cover image The Year’s Best Military SF & Space Opera

The Year’s Best Military SF & Space Opera

Edited by David Afsharirad. Baen, $15 trade paper (384p) ISBN 978-1-4767-8058-0

While some visions of humanity’s future place us in a society of peace and plenty, many others take darker trajectories. This intriguing anthology explores the human race’s violent potential, with horrors such as the shock of psychological warfare in Michael Z. Williamson’s “Soft Casualty.” Humans use ever more sophisticated methods of waging war on each other (Linda Nagata’s “Codename: Delphi”) or against aliens (Derek Künsken’s “Persephone Descending”). But not every story is dark or devastating. Holly Black’s “Ten Rules for Being an Intergalactic Smuggler (the Successful Kind)” is a sweet, entertaining story of cross-species friendship against an otherwise bleak backdrop, and William Ledbetter’s “Stealing Arturo” shows a man facing difficult and dangerous tasks in order to rescue a child he hardly knows. The anthology also bends toward exploration and the triumph of the human spirit, with brave tales such as Eric Leif Davin’s “Icarus at Noon,” in which a man is determined to beat the robots and probes to be the first to land on the last unexplored piece of the solar system.

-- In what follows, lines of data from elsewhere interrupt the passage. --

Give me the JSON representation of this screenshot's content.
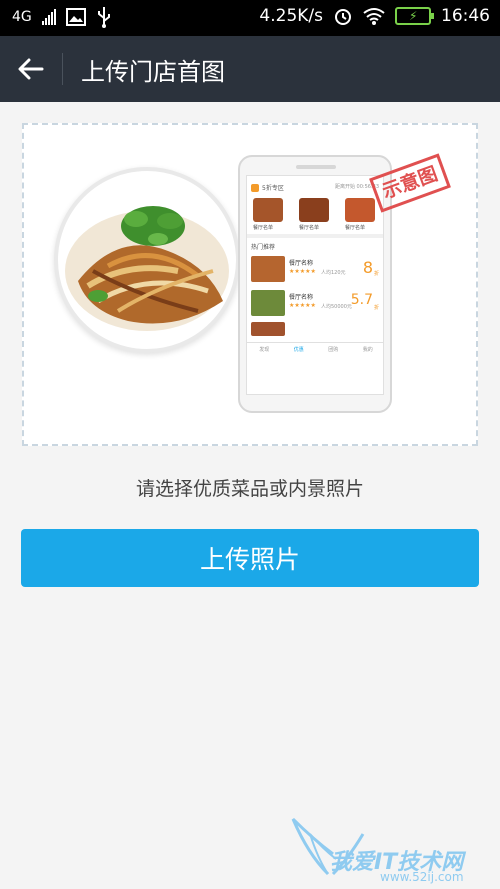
{
  "status_bar": {
    "network": "4G",
    "speed": "4.25K/s",
    "time": "16:46",
    "icons": [
      "signal-icon",
      "image-icon",
      "usb-icon",
      "alarm-icon",
      "wifi-icon",
      "battery-charging-icon"
    ]
  },
  "header": {
    "back_icon": "back-arrow-icon",
    "title": "上传门店首图"
  },
  "sample": {
    "stamp": "示意图",
    "phone_screen": {
      "section1_title": "5折专区",
      "section1_right": "距离开始 00:56:33",
      "dish_labels": [
        "餐厅名单",
        "餐厅名单",
        "餐厅名单"
      ],
      "section2_title": "热门推荐",
      "items": [
        {
          "name": "餐厅名称",
          "price": "人均120元",
          "rating": "8",
          "suffix": "折"
        },
        {
          "name": "餐厅名称",
          "price": "人均50000元",
          "rating": "5.7",
          "suffix": "折"
        }
      ],
      "tabs": [
        "发现",
        "优惠",
        "团购",
        "我的"
      ]
    }
  },
  "hint": "请选择优质菜品或内景照片",
  "upload_button": "上传照片",
  "watermark": {
    "main": "我爱IT技术网",
    "sub": "www.52ij.com"
  }
}
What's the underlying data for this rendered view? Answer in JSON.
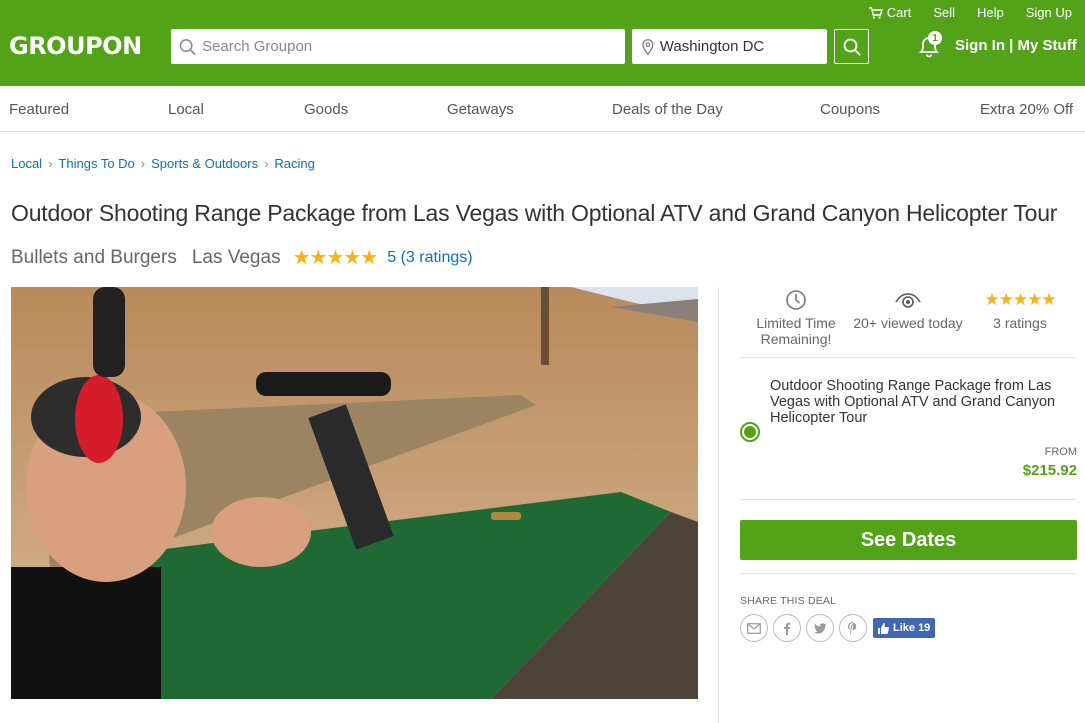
{
  "header": {
    "logo": "GROUPON",
    "top_links": {
      "cart": "Cart",
      "sell": "Sell",
      "help": "Help",
      "signup": "Sign Up"
    },
    "search_placeholder": "Search Groupon",
    "location_value": "Washington DC",
    "notification_count": "1",
    "sign_in": "Sign In | My Stuff",
    "brand_color": "#53a318"
  },
  "nav": {
    "items": [
      "Featured",
      "Local",
      "Goods",
      "Getaways",
      "Deals of the Day",
      "Coupons",
      "Extra 20% Off"
    ]
  },
  "breadcrumb": [
    "Local",
    "Things To Do",
    "Sports & Outdoors",
    "Racing"
  ],
  "deal": {
    "title": "Outdoor Shooting Range Package from Las Vegas with Optional ATV and Grand Canyon Helicopter Tour",
    "merchant": "Bullets and Burgers",
    "city": "Las Vegas",
    "stars": "★★★★★",
    "rating_text": "5 (3 ratings)"
  },
  "stats": {
    "limited": "Limited Time Remaining!",
    "viewed": "20+ viewed today",
    "ratings": "3 ratings",
    "stars": "★★★★★"
  },
  "option": {
    "title": "Outdoor Shooting Range Package from Las Vegas with Optional ATV and Grand Canyon Helicopter Tour",
    "from_label": "FROM",
    "price": "$215.92"
  },
  "cta": {
    "label": "See Dates"
  },
  "share": {
    "label": "SHARE THIS DEAL",
    "like_label": "Like 19"
  }
}
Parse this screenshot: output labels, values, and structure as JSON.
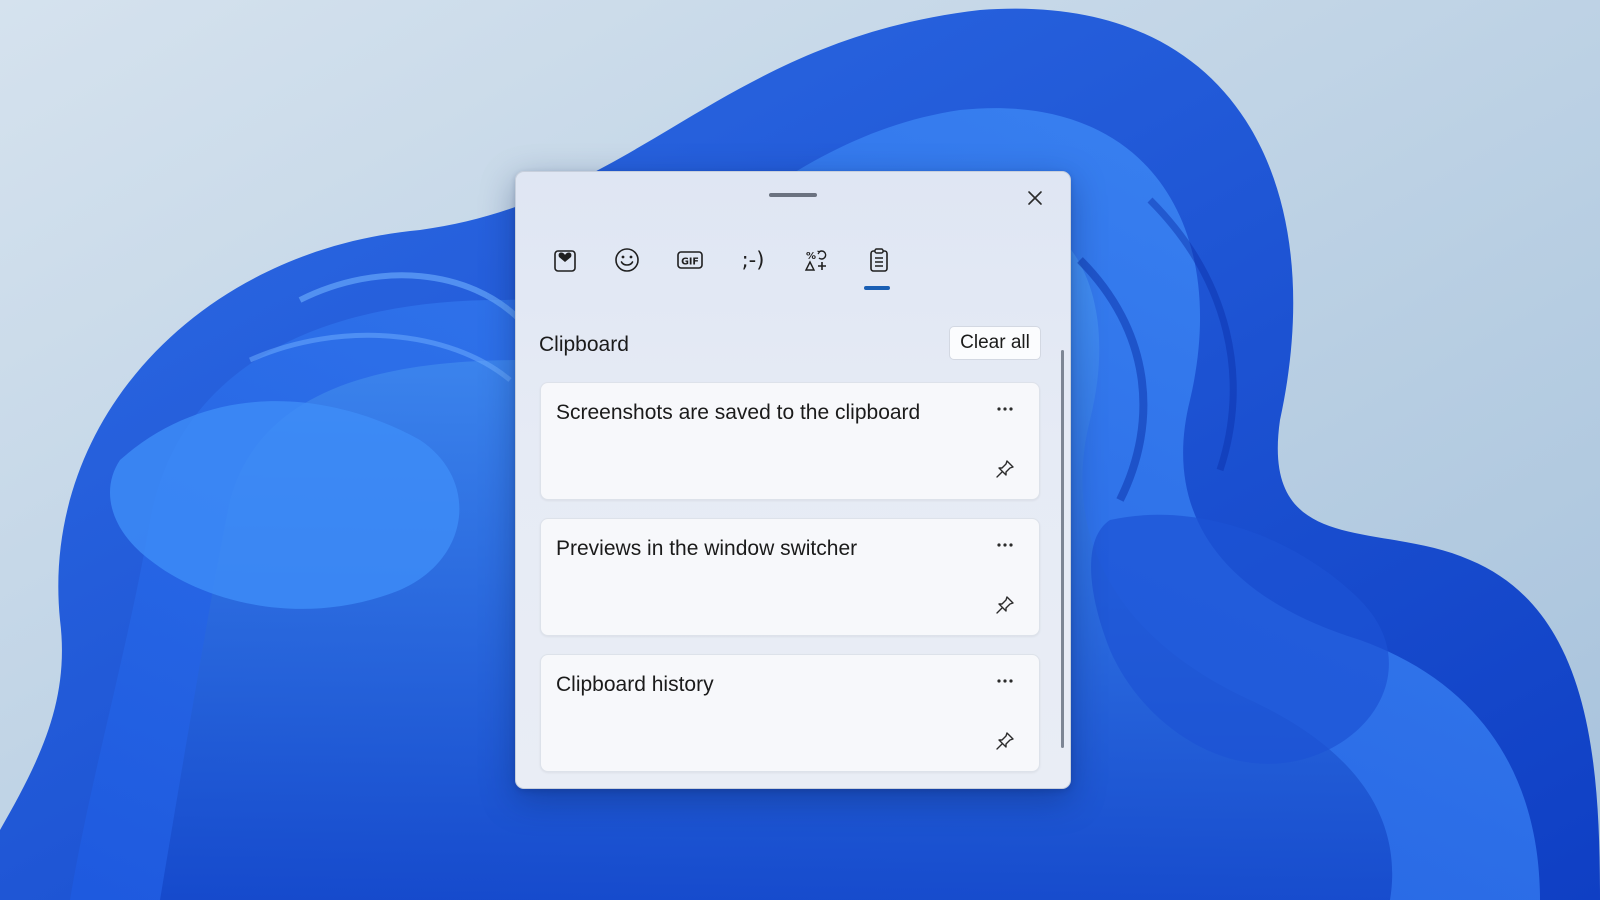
{
  "desktop": {
    "wallpaper": "windows-11-bloom"
  },
  "panel": {
    "tabs": [
      {
        "name": "recently-used",
        "icon": "heart-sticker-icon",
        "selected": false
      },
      {
        "name": "emoji",
        "icon": "smiley-icon",
        "selected": false
      },
      {
        "name": "gif",
        "icon": "gif-icon",
        "selected": false
      },
      {
        "name": "kaomoji",
        "icon": "kaomoji-icon",
        "label": ";-)",
        "selected": false
      },
      {
        "name": "symbols",
        "icon": "symbols-icon",
        "selected": false
      },
      {
        "name": "clipboard",
        "icon": "clipboard-icon",
        "selected": true
      }
    ],
    "title": "Clipboard",
    "clear_all_label": "Clear all",
    "items": [
      {
        "text": "Screenshots are saved to the clipboard"
      },
      {
        "text": "Previews in the window switcher"
      },
      {
        "text": "Clipboard history"
      }
    ]
  },
  "colors": {
    "accent": "#1a5fb4",
    "panel_bg": "#e6ebf5",
    "card_bg": "#f7f8fb"
  }
}
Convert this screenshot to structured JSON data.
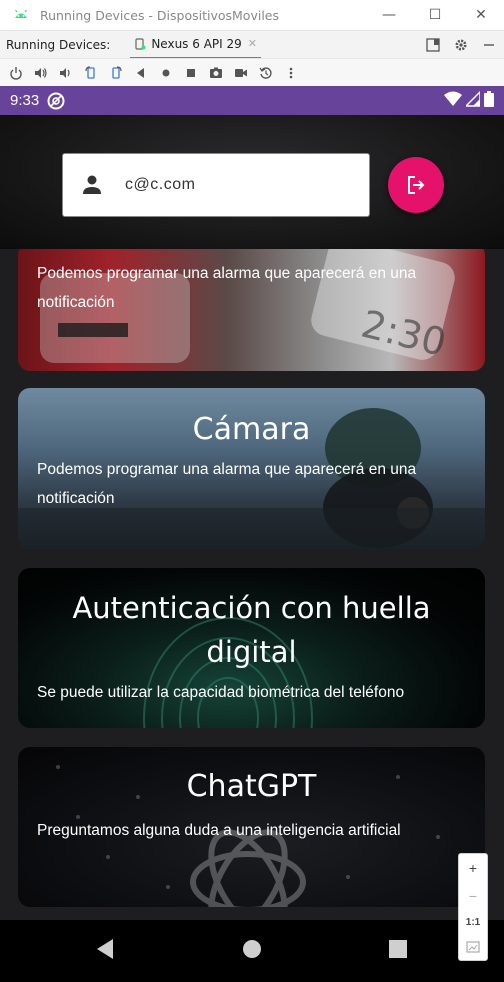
{
  "window": {
    "title": "Running Devices - DispositivosMoviles",
    "controls": [
      "—",
      "☐",
      "✕"
    ]
  },
  "tabbar": {
    "label": "Running Devices:",
    "tab_label": "Nexus 6 API 29",
    "tab_close": "✕"
  },
  "toolbar": {
    "icons": [
      "power-icon",
      "volume-up-icon",
      "volume-down-icon",
      "rotate-left-icon",
      "rotate-right-icon",
      "back-icon",
      "home-icon",
      "overview-icon",
      "screenshot-icon",
      "screen-record-icon",
      "snapshot-icon",
      "more-icon"
    ]
  },
  "status": {
    "time": "9:33"
  },
  "user": {
    "email": "c@c.com"
  },
  "cards": [
    {
      "title": "",
      "description": "Podemos programar una alarma que aparecerá en una notificación"
    },
    {
      "title": "Cámara",
      "description": "Podemos programar una alarma que aparecerá en una notificación"
    },
    {
      "title": "Autenticación con huella digital",
      "description": "Se puede utilizar la capacidad biométrica del teléfono"
    },
    {
      "title": "ChatGPT",
      "description": "Preguntamos alguna duda a una inteligencia artificial"
    }
  ],
  "zoom": {
    "plus": "+",
    "minus": "−",
    "one_to_one": "1:1"
  },
  "colors": {
    "status_bar": "#67439a",
    "logout_button": "#e4126b",
    "screen_background": "#1e1e20"
  }
}
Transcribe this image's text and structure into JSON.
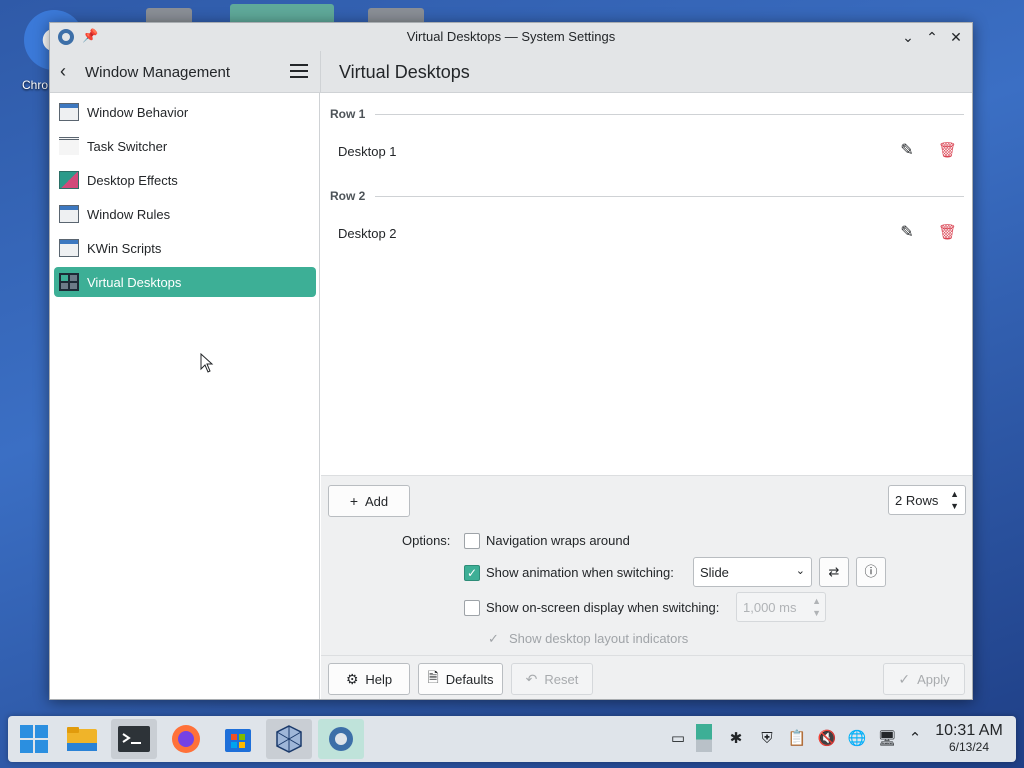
{
  "window": {
    "title": "Virtual Desktops — System Settings"
  },
  "desktop": {
    "chrome_label": "Chro"
  },
  "sidebar": {
    "header_title": "Window Management",
    "items": [
      {
        "label": "Window Behavior",
        "icon": "window-icon"
      },
      {
        "label": "Task Switcher",
        "icon": "task-switcher-icon"
      },
      {
        "label": "Desktop Effects",
        "icon": "desktop-effects-icon"
      },
      {
        "label": "Window Rules",
        "icon": "window-rules-icon"
      },
      {
        "label": "KWin Scripts",
        "icon": "kwin-scripts-icon"
      },
      {
        "label": "Virtual Desktops",
        "icon": "virtual-desktops-icon",
        "selected": true
      }
    ]
  },
  "main": {
    "title": "Virtual Desktops",
    "rows": [
      {
        "heading": "Row 1",
        "desktops": [
          "Desktop 1"
        ]
      },
      {
        "heading": "Row 2",
        "desktops": [
          "Desktop 2"
        ]
      }
    ],
    "add_label": "Add",
    "rows_spin_value": "2 Rows"
  },
  "options": {
    "label": "Options:",
    "navigation_wraps": {
      "text": "Navigation wraps around",
      "checked": false
    },
    "show_animation": {
      "text": "Show animation when switching:",
      "checked": true
    },
    "animation_select": "Slide",
    "show_osd": {
      "text": "Show on-screen display when switching:",
      "checked": false
    },
    "osd_duration": "1,000 ms",
    "show_layout_indicators": {
      "text": "Show desktop layout indicators",
      "checked": true,
      "enabled": false
    }
  },
  "buttons": {
    "help": "Help",
    "defaults": "Defaults",
    "reset": "Reset",
    "apply": "Apply"
  },
  "taskbar": {
    "time": "10:31 AM",
    "date": "6/13/24"
  },
  "colors": {
    "accent": "#3daf96",
    "danger": "#da4453"
  }
}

Every story takes the reader on a fascinating, thought-provoking, enjoyable journey into the militarized future. (June)